Work required | All of the records must be given again exactly.

Material provided |
****************

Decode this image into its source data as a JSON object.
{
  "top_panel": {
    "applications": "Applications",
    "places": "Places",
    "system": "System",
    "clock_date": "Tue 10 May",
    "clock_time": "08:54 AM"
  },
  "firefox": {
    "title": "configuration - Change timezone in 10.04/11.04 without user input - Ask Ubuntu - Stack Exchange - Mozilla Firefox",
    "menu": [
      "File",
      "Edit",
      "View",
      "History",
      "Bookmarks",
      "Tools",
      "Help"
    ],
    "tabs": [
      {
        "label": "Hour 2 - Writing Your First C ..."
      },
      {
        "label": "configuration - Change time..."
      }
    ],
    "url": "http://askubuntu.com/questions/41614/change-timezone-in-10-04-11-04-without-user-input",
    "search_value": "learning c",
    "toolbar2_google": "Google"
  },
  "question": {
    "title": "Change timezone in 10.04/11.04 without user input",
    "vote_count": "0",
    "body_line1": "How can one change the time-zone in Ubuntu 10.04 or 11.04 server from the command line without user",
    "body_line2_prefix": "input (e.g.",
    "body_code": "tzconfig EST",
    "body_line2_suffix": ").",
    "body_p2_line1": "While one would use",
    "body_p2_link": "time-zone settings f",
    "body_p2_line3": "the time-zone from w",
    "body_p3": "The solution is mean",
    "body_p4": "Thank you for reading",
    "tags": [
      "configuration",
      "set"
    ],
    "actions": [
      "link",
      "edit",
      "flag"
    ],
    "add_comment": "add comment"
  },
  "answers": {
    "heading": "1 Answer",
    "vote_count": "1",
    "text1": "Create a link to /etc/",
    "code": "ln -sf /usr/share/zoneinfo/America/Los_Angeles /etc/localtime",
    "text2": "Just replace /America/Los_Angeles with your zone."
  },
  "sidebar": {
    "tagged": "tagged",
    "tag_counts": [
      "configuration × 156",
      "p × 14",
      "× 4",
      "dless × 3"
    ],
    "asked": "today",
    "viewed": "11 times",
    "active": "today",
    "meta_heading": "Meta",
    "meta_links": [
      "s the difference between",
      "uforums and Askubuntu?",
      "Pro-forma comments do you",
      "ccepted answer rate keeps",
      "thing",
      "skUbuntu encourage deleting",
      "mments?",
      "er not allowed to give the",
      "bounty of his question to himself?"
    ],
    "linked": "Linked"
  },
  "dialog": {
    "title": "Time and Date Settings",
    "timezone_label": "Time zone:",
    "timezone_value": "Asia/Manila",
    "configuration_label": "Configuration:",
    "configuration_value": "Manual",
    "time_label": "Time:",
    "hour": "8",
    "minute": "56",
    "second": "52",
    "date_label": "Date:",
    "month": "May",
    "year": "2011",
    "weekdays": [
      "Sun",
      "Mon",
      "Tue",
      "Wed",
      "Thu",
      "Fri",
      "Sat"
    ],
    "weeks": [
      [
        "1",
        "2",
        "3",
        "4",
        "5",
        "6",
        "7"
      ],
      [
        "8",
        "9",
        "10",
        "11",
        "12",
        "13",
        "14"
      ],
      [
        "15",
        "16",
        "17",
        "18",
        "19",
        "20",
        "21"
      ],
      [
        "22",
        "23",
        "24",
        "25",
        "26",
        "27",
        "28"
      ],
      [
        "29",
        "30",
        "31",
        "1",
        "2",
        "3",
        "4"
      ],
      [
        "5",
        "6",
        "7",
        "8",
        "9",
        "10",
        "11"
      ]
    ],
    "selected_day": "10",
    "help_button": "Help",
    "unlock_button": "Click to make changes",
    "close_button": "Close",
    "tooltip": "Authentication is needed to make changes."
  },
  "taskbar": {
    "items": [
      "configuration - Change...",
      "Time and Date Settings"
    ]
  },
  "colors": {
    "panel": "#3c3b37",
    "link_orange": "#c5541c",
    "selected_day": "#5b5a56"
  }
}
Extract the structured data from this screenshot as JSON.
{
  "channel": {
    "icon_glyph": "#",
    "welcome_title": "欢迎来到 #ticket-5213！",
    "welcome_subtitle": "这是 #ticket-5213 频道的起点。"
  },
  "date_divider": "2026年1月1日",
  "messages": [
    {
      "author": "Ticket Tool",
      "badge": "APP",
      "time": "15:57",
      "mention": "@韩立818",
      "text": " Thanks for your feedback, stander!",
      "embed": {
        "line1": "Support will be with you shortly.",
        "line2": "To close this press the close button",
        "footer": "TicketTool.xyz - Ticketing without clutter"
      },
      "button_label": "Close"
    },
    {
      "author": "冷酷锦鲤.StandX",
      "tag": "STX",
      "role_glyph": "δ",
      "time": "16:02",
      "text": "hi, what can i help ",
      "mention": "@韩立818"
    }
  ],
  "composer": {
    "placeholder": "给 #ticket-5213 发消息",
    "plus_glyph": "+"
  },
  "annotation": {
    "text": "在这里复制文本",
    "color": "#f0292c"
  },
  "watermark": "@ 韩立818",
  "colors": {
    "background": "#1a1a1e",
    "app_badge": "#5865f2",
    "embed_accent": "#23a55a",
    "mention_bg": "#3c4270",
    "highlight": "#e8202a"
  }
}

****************

Answer space |
Decode this image into its source data as a JSON object.
{
  "top_panel": {
    "applications": "Applications",
    "places": "Places",
    "system": "System",
    "clock_date": "Tue 10 May",
    "clock_time": "08:54 AM"
  },
  "firefox": {
    "title": "configuration - Change timezone in 10.04/11.04 without user input - Ask Ubuntu - Stack Exchange - Mozilla Firefox",
    "menu": [
      "File",
      "Edit",
      "View",
      "History",
      "Bookmarks",
      "Tools",
      "Help"
    ],
    "tabs": [
      {
        "label": "Hour 2 - Writing Your First C ..."
      },
      {
        "label": "configuration - Change time..."
      }
    ],
    "url": "http://askubuntu.com/questions/41614/change-timezone-in-10-04-11-04-without-user-input",
    "search_value": "learning c",
    "toolbar2_google": "Google"
  },
  "question": {
    "title": "Change timezone in 10.04/11.04 without user input",
    "vote_count": "0",
    "body_line1": "How can one change the time-zone in Ubuntu 10.04 or 11.04 server from the command line without user",
    "body_line2_prefix": "input (e.g.",
    "body_code": "tzconfig EST",
    "body_line2_suffix": ").",
    "body_p2_line1": "While one would use",
    "body_p2_link": "time-zone settings f",
    "body_p2_line3": "the time-zone from w",
    "body_p3": "The solution is mean",
    "body_p4": "Thank you for reading",
    "tags": [
      "configuration",
      "set"
    ],
    "actions": [
      "link",
      "edit",
      "flag"
    ],
    "add_comment": "add comment"
  },
  "answers": {
    "heading": "1 Answer",
    "vote_count": "1",
    "text1": "Create a link to /etc/",
    "code": "ln -sf /usr/share/zoneinfo/America/Los_Angeles /etc/localtime",
    "text2": "Just replace /America/Los_Angeles with your zone."
  },
  "sidebar": {
    "tagged": "tagged",
    "tag_counts": [
      "configuration × 156",
      "p × 14",
      "× 4",
      "dless × 3"
    ],
    "asked": "today",
    "viewed": "11 times",
    "active": "today",
    "meta_heading": "Meta",
    "meta_links": [
      "s the difference between",
      "uforums and Askubuntu?",
      "Pro-forma comments do you",
      "ccepted answer rate keeps",
      "thing",
      "skUbuntu encourage deleting",
      "mments?",
      "er not allowed to give the",
      "bounty of his question to himself?"
    ],
    "linked": "Linked"
  },
  "dialog": {
    "title": "Time and Date Settings",
    "timezone_label": "Time zone:",
    "timezone_value": "Asia/Manila",
    "configuration_label": "Configuration:",
    "configuration_value": "Manual",
    "time_label": "Time:",
    "hour": "8",
    "minute": "56",
    "second": "52",
    "date_label": "Date:",
    "month": "May",
    "year": "2011",
    "weekdays": [
      "Sun",
      "Mon",
      "Tue",
      "Wed",
      "Thu",
      "Fri",
      "Sat"
    ],
    "weeks": [
      [
        "1",
        "2",
        "3",
        "4",
        "5",
        "6",
        "7"
      ],
      [
        "8",
        "9",
        "10",
        "11",
        "12",
        "13",
        "14"
      ],
      [
        "15",
        "16",
        "17",
        "18",
        "19",
        "20",
        "21"
      ],
      [
        "22",
        "23",
        "24",
        "25",
        "26",
        "27",
        "28"
      ],
      [
        "29",
        "30",
        "31",
        "1",
        "2",
        "3",
        "4"
      ],
      [
        "5",
        "6",
        "7",
        "8",
        "9",
        "10",
        "11"
      ]
    ],
    "selected_day": "10",
    "help_button": "Help",
    "unlock_button": "Click to make changes",
    "close_button": "Close",
    "tooltip": "Authentication is needed to make changes."
  },
  "taskbar": {
    "items": [
      "configuration - Change...",
      "Time and Date Settings"
    ]
  },
  "colors": {
    "panel": "#3c3b37",
    "link_orange": "#c5541c",
    "selected_day": "#5b5a56"
  }
}
Extract the structured data from this screenshot as JSON.
{
  "channel": {
    "icon_glyph": "#",
    "welcome_title": "欢迎来到 #ticket-5213！",
    "welcome_subtitle": "这是 #ticket-5213 频道的起点。"
  },
  "date_divider": "2026年1月1日",
  "messages": [
    {
      "author": "Ticket Tool",
      "badge": "APP",
      "time": "15:57",
      "mention": "@韩立818",
      "text": " Thanks for your feedback, stander!",
      "embed": {
        "line1": "Support will be with you shortly.",
        "line2": "To close this press the close button",
        "footer": "TicketTool.xyz - Ticketing without clutter"
      },
      "button_label": "Close"
    },
    {
      "author": "冷酷锦鲤.StandX",
      "tag": "STX",
      "role_glyph": "δ",
      "time": "16:02",
      "text": "hi, what can i help ",
      "mention": "@韩立818"
    }
  ],
  "composer": {
    "placeholder": "给 #ticket-5213 发消息",
    "plus_glyph": "+"
  },
  "annotation": {
    "text": "在这里复制文本",
    "color": "#f0292c"
  },
  "watermark": "@ 韩立818",
  "colors": {
    "background": "#1a1a1e",
    "app_badge": "#5865f2",
    "embed_accent": "#23a55a",
    "mention_bg": "#3c4270",
    "highlight": "#e8202a"
  }
}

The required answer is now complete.